The AI is fantastic, for every single entity in the game. From the townsfolk, to the gunslingers, gangs, animals, and tiniest critter -- it's all working madly to bring this world to life. Enemies won't rush at you blindly, unless they think you can be flanked, or that's how they're feeling in terms of the fight. Mostly though, they'll use cover. Wolves will hunt in packs, cougars are ambush predators and they hit and run...

The weather alone is amazing, and when you see a full blown storm rip across the mountains, the sky lights like a bonfire and the lightning can blast trees - your breath can't help but be taken away.

The snow in the mountains, which requires a change of clothing, dusts across the edges of the hills and collects on your clothing.

The early morning mist dances over the water.

God rays penetrate the dense foliage and cut through it like tiny radiant knives as they fall, dappled, on the ground.

Swamp mud collects around your boots and threatens to suck you and your horse down where the gators love to play.

All of this can be witnessed in Cinematic Mode too. Just select a destination from the map, ride, and hold down the back/share button - sit back and watch a Wild West cinematic journey unfold before your eyes and witness a living/breathing landscape.

As Arthur's horse rides by, a squirrel startled by the animal makes a bolt across the muddy track; it shoots between the animal's legs. The horse nickers, trots a little, and then the sound of a hawk screeches as the squirrel is picked up and plucked aloft.

None of this is scripted. It's all simulation running constantly in the background to deliver one of the most immersive and diverse open worlds yet.

People ride past, some tell you how nice your horse is, some are more wary, others eye you as a possible target... shifting in their saddle and putting their hands to their guns.

Arthur's horse comes into town - people move around, do their own thing, talk to each other. They watch you, they interact with you, and they continue their day to day. Dogs run barking...

The world moves on.

A Great Cast

I can't go into too much detail here, save to say that the cast of the game is fantastic, the voice work is superb, and the best character in my mind NPC wise is Sadie Adler. Keep playing; you'll see what I mean.

The Sound of the West

Married to everything else which is going on is a superb sound system which brings the West to life alongside the incredible graphical work. Nothing is left to chance and the tiniest sound is used to convey something about the area you're in. The creak of an old shack in the swamp, the whisper of a supernatural voice in the trees, or the zing as a bullet strikes a metal wall or pings off a rock by you - it's all there and in great audio detail.

Music to Ride By

The orchestral score and songs are some of the best, the soundtrack is clever, perfectly used, and dynamic so that you're not drowned out by it in moments of solitude - the beautiful arrangement complements your actions when riding and then swells to match a scene of high tension.
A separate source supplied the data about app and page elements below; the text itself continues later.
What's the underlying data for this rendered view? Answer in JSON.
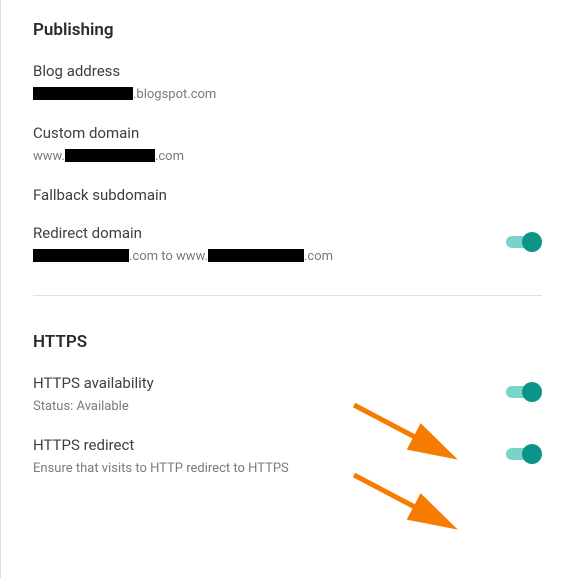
{
  "publishing": {
    "title": "Publishing",
    "blog_address": {
      "label": "Blog address",
      "domain_suffix": ".blogspot.com"
    },
    "custom_domain": {
      "label": "Custom domain",
      "prefix": "www.",
      "suffix": ".com"
    },
    "fallback_subdomain": {
      "label": "Fallback subdomain"
    },
    "redirect_domain": {
      "label": "Redirect domain",
      "suffix1": ".com to www.",
      "suffix2": ".com"
    }
  },
  "https": {
    "title": "HTTPS",
    "availability": {
      "label": "HTTPS availability",
      "status": "Status: Available"
    },
    "redirect": {
      "label": "HTTPS redirect",
      "description": "Ensure that visits to HTTP redirect to HTTPS"
    }
  },
  "colors": {
    "toggle_on": "#0d9488",
    "toggle_track": "#79d3c9",
    "arrow": "#f57c00"
  }
}
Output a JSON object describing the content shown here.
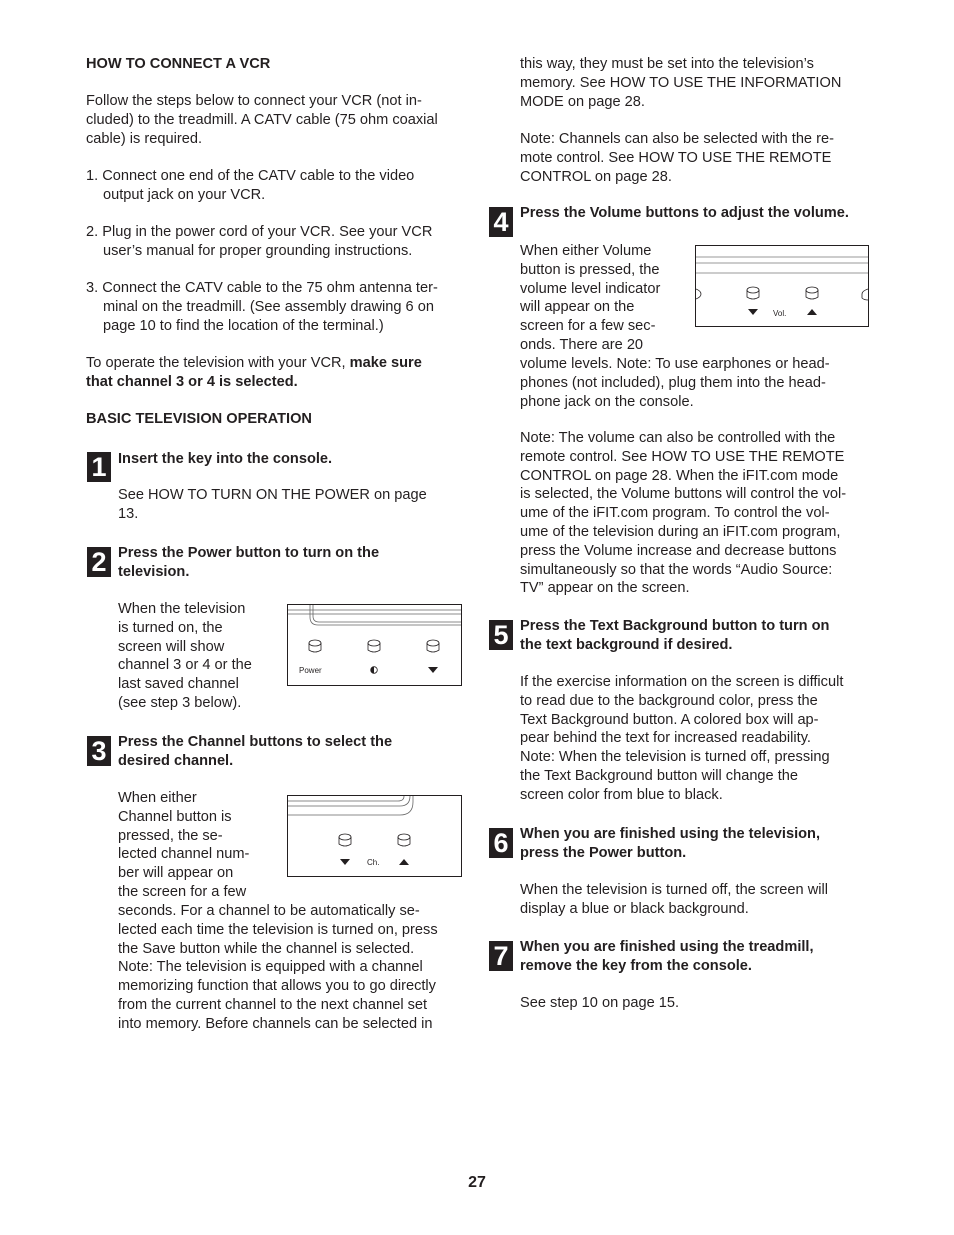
{
  "left": {
    "vcr_heading": "HOW TO CONNECT A VCR",
    "vcr_intro": [
      "Follow the steps below to connect your VCR (not in-",
      "cluded) to the treadmill. A CATV cable (75 ohm coaxial",
      "cable) is required."
    ],
    "vcr_steps": [
      [
        "1. Connect one end of the CATV cable to the video",
        "output jack on your VCR."
      ],
      [
        "2. Plug in the power cord of your VCR. See your VCR",
        "user’s manual for proper grounding instructions."
      ],
      [
        "3. Connect the CATV cable to the 75 ohm antenna ter-",
        "minal on the treadmill. (See assembly drawing 6 on",
        "page 10 to find the location of the terminal.)"
      ]
    ],
    "vcr_note_plain": "To operate the television with your VCR, ",
    "vcr_note_bold_1": "make sure",
    "vcr_note_bold_2": "that channel 3 or 4 is selected.",
    "basic_heading": "BASIC TELEVISION OPERATION"
  },
  "steps": [
    {
      "num": "1",
      "title": [
        "Insert the key into the console."
      ],
      "body": [
        "See HOW TO TURN ON THE POWER on page",
        "13."
      ]
    },
    {
      "num": "2",
      "title": [
        "Press the Power button to turn on the",
        "television."
      ],
      "body": [
        "When the television",
        "is turned on, the",
        "screen will show",
        "channel 3 or 4 or the",
        "last saved channel",
        "(see step 3 below)."
      ]
    },
    {
      "num": "3",
      "title": [
        "Press the Channel buttons to select the",
        "desired channel."
      ],
      "body": [
        "When either",
        "Channel button is",
        "pressed, the se-",
        "lected channel num-",
        "ber will appear on",
        "the screen for a few"
      ],
      "body_cont": [
        "seconds. For a channel to be automatically se-",
        "lected each time the television is turned on, press",
        "the Save button while the channel is selected.",
        "Note: The television is equipped with a channel",
        "memorizing function that allows you to go directly",
        "from the current channel to the next channel set",
        "into memory. Before channels can be selected in"
      ]
    },
    {
      "num": "4",
      "title": [
        "Press the Volume buttons to adjust the volume."
      ],
      "body": [
        "When either Volume",
        "button is pressed, the",
        "volume level indicator",
        "will appear on the",
        "screen for a few sec-",
        "onds. There are 20"
      ],
      "body_cont": [
        "volume levels. Note: To use earphones or head-",
        "phones (not included), plug them into the head-",
        "phone jack on the console."
      ],
      "note": [
        "Note: The volume can also be controlled with the",
        "remote control. See HOW TO USE THE REMOTE",
        "CONTROL on page 28. When the iFIT.com mode",
        "is selected, the Volume buttons will control the vol-",
        "ume of the iFIT.com program. To control the vol-",
        "ume of the television during an iFIT.com program,",
        "press the Volume increase and decrease buttons",
        "simultaneously so that the words “Audio Source:",
        "TV” appear on the screen."
      ]
    },
    {
      "num": "5",
      "title": [
        "Press the Text Background button to turn on",
        "the text background if desired."
      ],
      "body": [
        "If the exercise information on the screen is difficult",
        "to read due to the background color, press the",
        "Text Background button. A colored box will ap-",
        "pear behind the text for increased readability.",
        "Note: When the television is turned off, pressing",
        "the Text Background button will change the",
        "screen color from blue to black."
      ]
    },
    {
      "num": "6",
      "title": [
        "When you are finished using the television,",
        "press the Power button."
      ],
      "body": [
        "When the television is turned off, the screen will",
        "display a blue or black background."
      ]
    },
    {
      "num": "7",
      "title": [
        "When you are finished using the treadmill,",
        "remove the key from the console."
      ],
      "body": [
        "See step 10 on page 15."
      ]
    }
  ],
  "right_top": {
    "cont": [
      "this way, they must be set into the television’s",
      "memory. See HOW TO USE THE INFORMATION",
      "MODE on page 28."
    ],
    "note": [
      "Note: Channels can also be selected with the re-",
      "mote control. See HOW TO USE THE REMOTE",
      "CONTROL on page 28."
    ]
  },
  "diagrams": {
    "power": {
      "labels": [
        "Power"
      ],
      "icons": [
        "power-button-icon",
        "contrast-icon",
        "down-triangle-icon"
      ]
    },
    "channel": {
      "label": "Ch.",
      "icons": [
        "down-triangle-icon",
        "up-triangle-icon"
      ]
    },
    "volume": {
      "label": "Vol.",
      "icons": [
        "down-triangle-icon",
        "up-triangle-icon"
      ]
    }
  },
  "page_number": "27"
}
Outstanding stuff.

Game of the Year

Even without Red Dead Redemption Online, which starts the beta for some today (with a slow day by day rollout to follow). Red Dead Redemption 2 is a stunning game which could take up more than the 2,900 or so words I've written about it so far. There are hundreds and hundreds of hours here of quality entertainment, in a triple-A industry which delivers barely half-baked games like Fallout 76 for a similar price.
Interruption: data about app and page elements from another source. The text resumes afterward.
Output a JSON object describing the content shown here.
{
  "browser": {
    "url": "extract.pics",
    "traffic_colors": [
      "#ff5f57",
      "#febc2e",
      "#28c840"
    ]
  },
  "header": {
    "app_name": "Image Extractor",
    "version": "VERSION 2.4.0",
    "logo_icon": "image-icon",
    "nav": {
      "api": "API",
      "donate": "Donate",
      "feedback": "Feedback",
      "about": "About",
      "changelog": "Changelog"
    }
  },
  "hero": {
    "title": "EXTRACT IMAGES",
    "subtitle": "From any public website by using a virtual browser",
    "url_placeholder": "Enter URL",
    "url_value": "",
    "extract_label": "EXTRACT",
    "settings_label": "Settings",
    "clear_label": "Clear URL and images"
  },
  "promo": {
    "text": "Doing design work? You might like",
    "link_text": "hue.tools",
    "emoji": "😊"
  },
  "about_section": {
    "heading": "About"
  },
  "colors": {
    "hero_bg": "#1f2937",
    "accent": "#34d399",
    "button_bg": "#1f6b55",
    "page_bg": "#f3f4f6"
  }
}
Rockstar have once again proven they have got what it takes to keep on innovating in the industry, and creating games which are works of pure art on numerous levels.
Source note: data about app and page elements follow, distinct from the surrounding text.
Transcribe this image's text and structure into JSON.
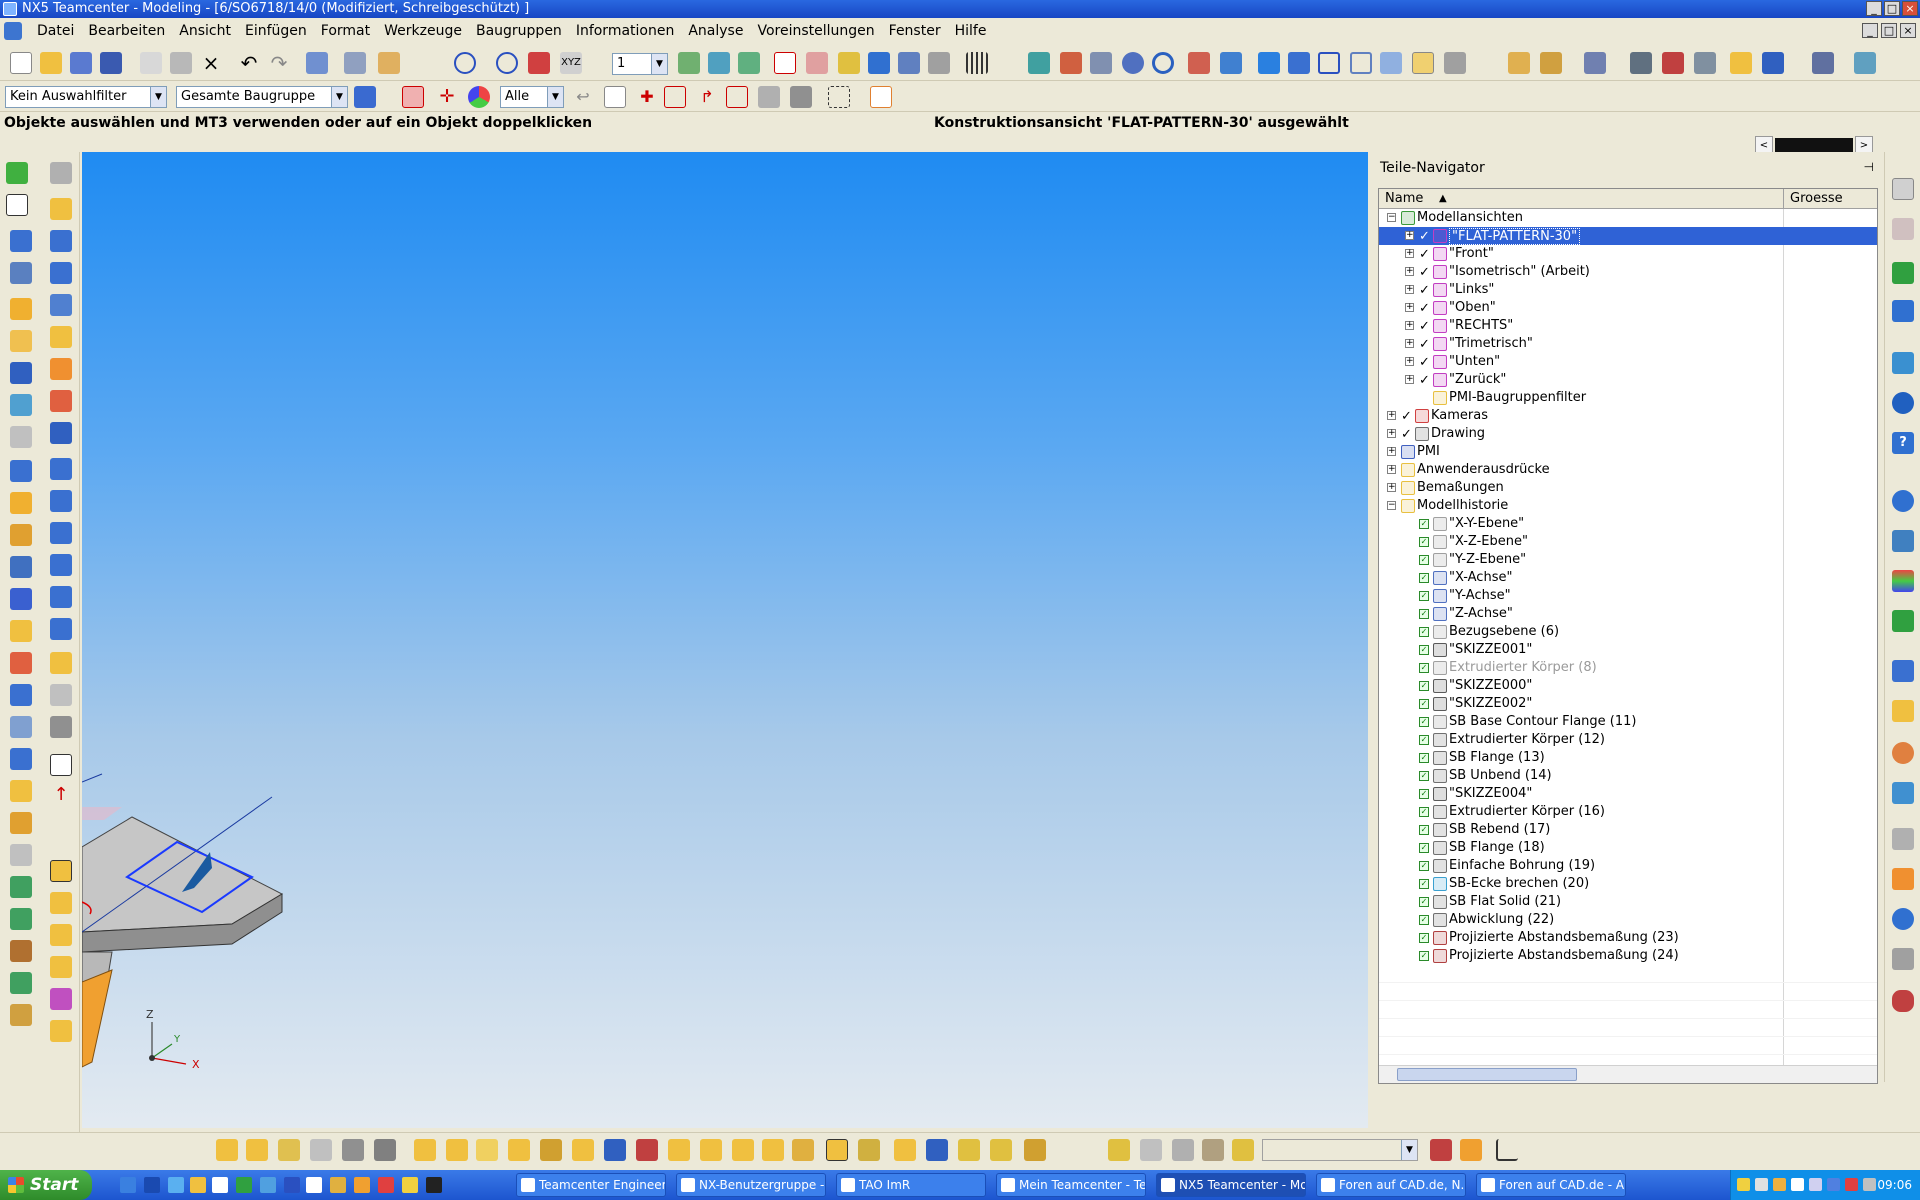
{
  "window": {
    "title": "NX5 Teamcenter - Modeling - [6/SO6718/14/0 (Modifiziert, Schreibgeschützt) ]",
    "min": "_",
    "max": "□",
    "close": "×"
  },
  "menubar": {
    "items": [
      "Datei",
      "Bearbeiten",
      "Ansicht",
      "Einfügen",
      "Format",
      "Werkzeuge",
      "Baugruppen",
      "Informationen",
      "Analyse",
      "Voreinstellungen",
      "Fenster",
      "Hilfe"
    ]
  },
  "selection_bar": {
    "filter": "Kein Auswahlfilter",
    "scope": "Gesamte Baugruppe",
    "type": "Alle",
    "layer": "1"
  },
  "status": {
    "prompt": "Objekte auswählen und MT3 verwenden oder auf ein Objekt doppelklicken",
    "message": "Konstruktionsansicht 'FLAT-PATTERN-30' ausgewählt"
  },
  "triad": {
    "z": "Z",
    "y": "Y",
    "x": "X"
  },
  "navigator": {
    "title": "Teile-Navigator",
    "pin": "⊣",
    "columns": {
      "name": "Name",
      "size": "Groesse",
      "sort": "▲"
    },
    "rows": [
      {
        "label": "Modellansichten",
        "level": 0,
        "exp": "−",
        "icon": "views-icon",
        "color": "#3a9a3a"
      },
      {
        "label": "\"FLAT-PATTERN-30\"",
        "level": 1,
        "exp": "+",
        "check": "✓",
        "icon": "view-icon",
        "color": "#c23ec2",
        "selected": true
      },
      {
        "label": "\"Front\"",
        "level": 1,
        "exp": "+",
        "check": "✓",
        "icon": "view-icon",
        "color": "#c23ec2"
      },
      {
        "label": "\"Isometrisch\" (Arbeit)",
        "level": 1,
        "exp": "+",
        "check": "✓",
        "icon": "view-icon",
        "color": "#c23ec2"
      },
      {
        "label": "\"Links\"",
        "level": 1,
        "exp": "+",
        "check": "✓",
        "icon": "view-icon",
        "color": "#c23ec2"
      },
      {
        "label": "\"Oben\"",
        "level": 1,
        "exp": "+",
        "check": "✓",
        "icon": "view-icon",
        "color": "#c23ec2"
      },
      {
        "label": "\"RECHTS\"",
        "level": 1,
        "exp": "+",
        "check": "✓",
        "icon": "view-icon",
        "color": "#c23ec2"
      },
      {
        "label": "\"Trimetrisch\"",
        "level": 1,
        "exp": "+",
        "check": "✓",
        "icon": "view-icon",
        "color": "#c23ec2"
      },
      {
        "label": "\"Unten\"",
        "level": 1,
        "exp": "+",
        "check": "✓",
        "icon": "view-icon",
        "color": "#c23ec2"
      },
      {
        "label": "\"Zurück\"",
        "level": 1,
        "exp": "+",
        "check": "✓",
        "icon": "view-icon",
        "color": "#c23ec2"
      },
      {
        "label": "PMI-Baugruppenfilter",
        "level": 1,
        "icon": "folder-icon",
        "color": "#e8c040"
      },
      {
        "label": "Kameras",
        "level": 0,
        "exp": "+",
        "check": "✓",
        "icon": "camera-icon",
        "color": "#d04040"
      },
      {
        "label": "Drawing",
        "level": 0,
        "exp": "+",
        "check": "✓",
        "icon": "drawing-icon",
        "color": "#707070"
      },
      {
        "label": "PMI",
        "level": 0,
        "exp": "+",
        "icon": "pmi-icon",
        "color": "#4060c0"
      },
      {
        "label": "Anwenderausdrücke",
        "level": 0,
        "exp": "+",
        "icon": "folder-icon",
        "color": "#e8c040"
      },
      {
        "label": "Bemaßungen",
        "level": 0,
        "exp": "+",
        "icon": "folder-icon",
        "color": "#e8c040"
      },
      {
        "label": "Modellhistorie",
        "level": 0,
        "exp": "−",
        "icon": "folder-open-icon",
        "color": "#e8c040"
      },
      {
        "label": "\"X-Y-Ebene\"",
        "level": 2,
        "box": true,
        "icon": "datum-plane-icon",
        "color": "#a0a0a0"
      },
      {
        "label": "\"X-Z-Ebene\"",
        "level": 2,
        "box": true,
        "icon": "datum-plane-icon",
        "color": "#a0a0a0"
      },
      {
        "label": "\"Y-Z-Ebene\"",
        "level": 2,
        "box": true,
        "icon": "datum-plane-icon",
        "color": "#a0a0a0"
      },
      {
        "label": "\"X-Achse\"",
        "level": 2,
        "box": true,
        "icon": "datum-axis-icon",
        "color": "#5070c0"
      },
      {
        "label": "\"Y-Achse\"",
        "level": 2,
        "box": true,
        "icon": "datum-axis-icon",
        "color": "#5070c0"
      },
      {
        "label": "\"Z-Achse\"",
        "level": 2,
        "box": true,
        "icon": "datum-axis-icon",
        "color": "#5070c0"
      },
      {
        "label": "Bezugsebene (6)",
        "level": 2,
        "box": true,
        "icon": "datum-plane-icon",
        "color": "#a0a0a0"
      },
      {
        "label": "\"SKIZZE001\"",
        "level": 2,
        "box": true,
        "icon": "sketch-icon",
        "color": "#5a5a5a"
      },
      {
        "label": "Extrudierter Körper (8)",
        "level": 2,
        "box": true,
        "icon": "extrude-icon",
        "color": "#a0a0a0",
        "dim": true
      },
      {
        "label": "\"SKIZZE000\"",
        "level": 2,
        "box": true,
        "icon": "sketch-icon",
        "color": "#5a5a5a"
      },
      {
        "label": "\"SKIZZE002\"",
        "level": 2,
        "box": true,
        "icon": "sketch-icon",
        "color": "#5a5a5a"
      },
      {
        "label": "SB Base Contour Flange (11)",
        "level": 2,
        "box": true,
        "icon": "contour-flange-icon",
        "color": "#909090"
      },
      {
        "label": "Extrudierter Körper (12)",
        "level": 2,
        "box": true,
        "icon": "extrude-icon",
        "color": "#707070"
      },
      {
        "label": "SB Flange (13)",
        "level": 2,
        "box": true,
        "icon": "flange-icon",
        "color": "#707070"
      },
      {
        "label": "SB Unbend (14)",
        "level": 2,
        "box": true,
        "icon": "unbend-icon",
        "color": "#707070"
      },
      {
        "label": "\"SKIZZE004\"",
        "level": 2,
        "box": true,
        "icon": "sketch-icon",
        "color": "#5a5a5a"
      },
      {
        "label": "Extrudierter Körper (16)",
        "level": 2,
        "box": true,
        "icon": "extrude-icon",
        "color": "#707070"
      },
      {
        "label": "SB Rebend (17)",
        "level": 2,
        "box": true,
        "icon": "rebend-icon",
        "color": "#707070"
      },
      {
        "label": "SB Flange (18)",
        "level": 2,
        "box": true,
        "icon": "flange-icon",
        "color": "#707070"
      },
      {
        "label": "Einfache Bohrung (19)",
        "level": 2,
        "box": true,
        "icon": "hole-icon",
        "color": "#707070"
      },
      {
        "label": "SB-Ecke brechen (20)",
        "level": 2,
        "box": true,
        "icon": "corner-break-icon",
        "color": "#3aa0d0"
      },
      {
        "label": "SB Flat Solid (21)",
        "level": 2,
        "box": true,
        "icon": "flat-solid-icon",
        "color": "#707070"
      },
      {
        "label": "Abwicklung (22)",
        "level": 2,
        "box": true,
        "icon": "flat-pattern-icon",
        "color": "#707070"
      },
      {
        "label": "Projizierte Abstandsbemaßung (23)",
        "level": 2,
        "box": true,
        "icon": "dimension-icon",
        "color": "#b04040"
      },
      {
        "label": "Projizierte Abstandsbemaßung (24)",
        "level": 2,
        "box": true,
        "icon": "dimension-icon",
        "color": "#b04040"
      }
    ]
  },
  "taskbar": {
    "start": "Start",
    "tasks": [
      {
        "label": "Teamcenter Engineeri...",
        "icon": "folder-icon",
        "active": false
      },
      {
        "label": "NX-Benutzergruppe - ...",
        "icon": "browser-icon",
        "active": false
      },
      {
        "label": "TAO ImR",
        "icon": "console-icon",
        "active": false
      },
      {
        "label": "Mein Teamcenter - Te...",
        "icon": "teamcenter-icon",
        "active": false
      },
      {
        "label": "NX5 Teamcenter - Mo...",
        "icon": "nx-icon",
        "active": true
      },
      {
        "label": "Foren auf CAD.de, N...",
        "icon": "browser-icon",
        "active": false
      },
      {
        "label": "Foren auf CAD.de - A...",
        "icon": "browser-icon",
        "active": false
      }
    ],
    "clock": "09:06"
  }
}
They have captured the feel of a turning point in the history of the US, crafted a wonderful living/breathing world, created a truly memorable character in Arthur Morgan and given us a game which has so many layers it would take over 3x more words than I've written to do it true justice.

This is my Game of the Year 2018, and alongside Witcher 3, it's one of the best games I've played for a very long time.

I might be done with part of the story, but I'm not done with the game, there are outfits to find, craft, and still lots of things to do. Not to mention the systemic nature of the game and the great sense of exploration and adventure.

There are still secrets to find...

Out there...